** DATA FOR REVIEW follows **
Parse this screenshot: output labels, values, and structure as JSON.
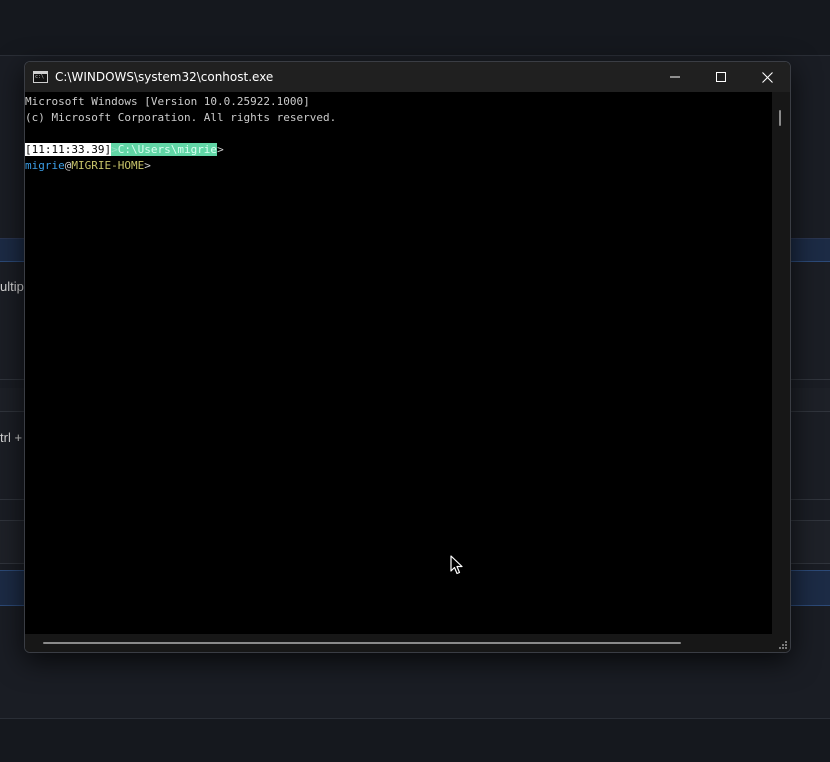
{
  "background": {
    "partial_text_1": "ultip",
    "partial_text_2": "trl +"
  },
  "window": {
    "title": "C:\\WINDOWS\\system32\\conhost.exe",
    "icon": "console-app-icon",
    "controls": [
      "minimize-icon",
      "maximize-icon",
      "close-icon"
    ]
  },
  "console": {
    "line1": "Microsoft Windows [Version 10.0.25922.1000]",
    "line2": "(c) Microsoft Corporation. All rights reserved.",
    "prompt": {
      "timestamp": "[11:11:33.39]",
      "path_lead": ">",
      "path": "C:\\Users\\migrie",
      "path_tail": ">",
      "user": "migrie",
      "at": "@",
      "host": "MIGRIE-HOME",
      "end": ">"
    }
  },
  "colors": {
    "timestamp_bg": "#ffffff",
    "path_bg": "#61d6a6",
    "user": "#3b9ee6",
    "host": "#c9c56a"
  }
}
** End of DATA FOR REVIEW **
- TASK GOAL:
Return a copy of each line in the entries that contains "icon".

- WRITTEN RESPONSE:
    "icon": "console-app-icon",
      "minimize-icon",
      "maximize-icon",
      "close-icon"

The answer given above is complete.